With the vSphere 5.5 release, there are a plethora of new features that come with the usual vSphere release. In my opinion, the largest change is the death of the vSphere full-client, with management performed exclusively from the vSphere Web Client.
The web client?
The vSphere Web Client was released with vSphere 5.0, and is certainly a big change from what sysadmins are used to. It takes a new train of thought, and general thinking to manage your vSphere farm. At first, I did not like the Web Client, as literally every single thing has moved location, so finding things you used to be able to click on with your eyes closed, is not possible. But after using it for a few months, it certainly has grown on me.
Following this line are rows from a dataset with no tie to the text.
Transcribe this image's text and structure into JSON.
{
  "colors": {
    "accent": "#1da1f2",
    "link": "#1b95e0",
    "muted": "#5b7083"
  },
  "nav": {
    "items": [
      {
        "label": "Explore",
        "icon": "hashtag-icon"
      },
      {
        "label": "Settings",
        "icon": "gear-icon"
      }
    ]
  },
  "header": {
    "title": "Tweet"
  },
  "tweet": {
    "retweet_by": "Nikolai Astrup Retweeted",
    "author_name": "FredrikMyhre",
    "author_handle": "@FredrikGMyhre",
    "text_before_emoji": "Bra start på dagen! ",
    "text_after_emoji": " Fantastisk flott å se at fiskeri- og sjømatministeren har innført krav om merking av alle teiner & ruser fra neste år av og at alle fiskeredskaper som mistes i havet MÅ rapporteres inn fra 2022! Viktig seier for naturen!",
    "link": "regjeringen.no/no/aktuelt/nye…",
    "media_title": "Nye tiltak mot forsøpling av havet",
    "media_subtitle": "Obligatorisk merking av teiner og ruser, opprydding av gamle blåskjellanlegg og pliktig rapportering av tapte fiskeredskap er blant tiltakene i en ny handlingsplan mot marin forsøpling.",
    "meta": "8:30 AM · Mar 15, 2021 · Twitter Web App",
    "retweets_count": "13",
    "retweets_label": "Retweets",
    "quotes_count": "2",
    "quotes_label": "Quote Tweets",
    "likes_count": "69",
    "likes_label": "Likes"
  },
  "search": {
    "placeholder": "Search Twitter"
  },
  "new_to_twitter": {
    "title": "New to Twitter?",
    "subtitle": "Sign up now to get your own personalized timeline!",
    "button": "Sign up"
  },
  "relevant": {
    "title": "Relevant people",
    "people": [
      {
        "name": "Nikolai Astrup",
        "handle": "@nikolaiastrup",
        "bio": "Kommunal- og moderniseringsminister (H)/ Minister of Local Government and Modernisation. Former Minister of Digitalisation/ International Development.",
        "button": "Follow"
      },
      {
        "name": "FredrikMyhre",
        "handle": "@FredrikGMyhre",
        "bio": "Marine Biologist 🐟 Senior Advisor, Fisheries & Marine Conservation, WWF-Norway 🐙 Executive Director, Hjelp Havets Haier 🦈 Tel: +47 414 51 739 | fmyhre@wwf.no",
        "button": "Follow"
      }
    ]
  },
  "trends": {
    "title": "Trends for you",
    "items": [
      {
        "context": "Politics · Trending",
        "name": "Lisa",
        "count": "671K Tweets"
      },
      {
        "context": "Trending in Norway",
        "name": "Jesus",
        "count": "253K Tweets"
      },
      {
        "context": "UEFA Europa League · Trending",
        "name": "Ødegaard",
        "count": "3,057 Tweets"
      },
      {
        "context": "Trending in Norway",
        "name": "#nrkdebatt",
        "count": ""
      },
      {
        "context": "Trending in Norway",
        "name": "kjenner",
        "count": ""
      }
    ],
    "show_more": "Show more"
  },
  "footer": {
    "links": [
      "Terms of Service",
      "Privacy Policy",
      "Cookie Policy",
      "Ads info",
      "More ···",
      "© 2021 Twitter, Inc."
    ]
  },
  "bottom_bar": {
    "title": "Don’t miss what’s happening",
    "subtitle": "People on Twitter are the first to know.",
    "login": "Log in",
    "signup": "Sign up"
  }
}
Below are some tips or noted intricacies that will help you on your vSphere Web Client journey.
It’s entirely flash based
This has both pros, and cons. Pros? The Web Client is multi-platform. No longer will you have to hunt for that Windows workstation in your network, to install the vSphere client. No longer will you have to download 200+mb and install different versions of the client to manage different clusters. Chrome, Firefox and IE are all supported.
The cons? It’s entirely flash based. The debate about the security of flash is outside ths scope of this article. I guess at least it’s not Java. This also means if you access the Web Client over say, a RDP jump-host or other remote-desktop solution, it will run quite poorly.
This is my favourite feature of the Web Client.
Say you are going through configuring a new VM, deciding which VLAN/port-group you need to place your VM into. Like most sysadmins, you are extremely busy and cannot quite remember which one you need. Instead of cancelling out of the wizard, loosing all of your work, you can click on this nice double-arrow:
That will minimize what you are currently doing, to the WIP section:
Now you can continue on with the sub-task you need to do, and when you are finished, simply click on the task in the WIP window to be returned where you were before! I initially thought, “Heh. That’s neat, I guess”, but then started to use it frequently and now could not live without it.
The search function is handy…mostly
Generally, I find in-built search functions, for most software, basically useless. They either return nothing, or the complete opposite of what you were after (I’m looking at you, mediawiki!).
The search functionality in the Web Client is mostly better then that. It will display VMs, Virtual Networks (portgroups), hosts, clusters, datacenters and datastores. Most of what you will be working with on a daily basis.
What about vSwitches though? That’s one of the first things you will configure, and you cannot search for it:
Why they didn’t include that, who knows. But for general use, the search function will help you find what you are looking for, instead of blindly navigating around.
Managing a vSwitch took me a long time to find out. For reference, you have to select the host, manage, networking.
To navigate your way around the interface faster, you can also use keyboard shortcuts! I find when working remotely, over a slow connection, these drastically increase your administrative speed:
- Ctrl-alt-3: Hosts and Clusters
- Ctrl-alt-4: VMs and Templates
- Ctrl-alt-5: Datastores/Datastore clusters
- Ctrl-alt-6: Networking
Those 4 items above are the 4 main ones I use on a regular basis. They greatly assist in zipping around the interface. Oddly enough, I was not able to find any official VMware documentation on these shortcuts.
SSO is a big, complex beast, but ready for enterprise integration…but not deployment
Whether you install a stand-alone vCenter appliance, or highly-available vCenter infrastructure, you now have to install the SSO component. How do you plan for your deployment, though? Check out this flowchart from Josh Odgers, VCDX #90:
Phew. I’m glad that wasn’t to comple- Oh, wait. Generally, most deployments will only consist of a single vCenter server, and single SSO component. However, if your business and/or technology requirements are different, thorough planning needs to take place.
For enterprise integration, I’ll commend VMware for taking other technologies into account. VMware SSO is compatible with OpenAM, ADFS and Shibboleth/SAML. However, it might not be ready for true enterprise level deployment, as you cannot use a clustered database solution for your database, like MS-SQL clustering or Oracle RAC. You can cluster the SSO componenents themselves, but that only uses VMware HA (you will have downtime), or you can use a 3rd-party load-balancer (usually, spend money) to acheive fail-over.
The vSphere Web Client – Resistance is futile
Basically, you now have no choice but to get used to the Web Client. However, don’t look at this as a bad thing, look at this as an opportunity to re-learn what you know, with some icing on top. Initially I disliked the Web Client, but over time I have grown to like it, and now prefer it to the full-client.
At first, I was much more inefficient compared to using the full-client. But with general use, using the (mostly) useful search, using keyboard shortcuts and de-coupling myself from old habits, I can certainly work faster, and smarter, in the web client.
Before deployment, do your research. If you blindly run the installation wizards clicking “next-next-next”, you’re gonna have a bad time.
At the end of the day, the virtual-motherland is mandating use of the Web Client. If you close your eyes and think of a far-away place, things don’t hurt. Too much.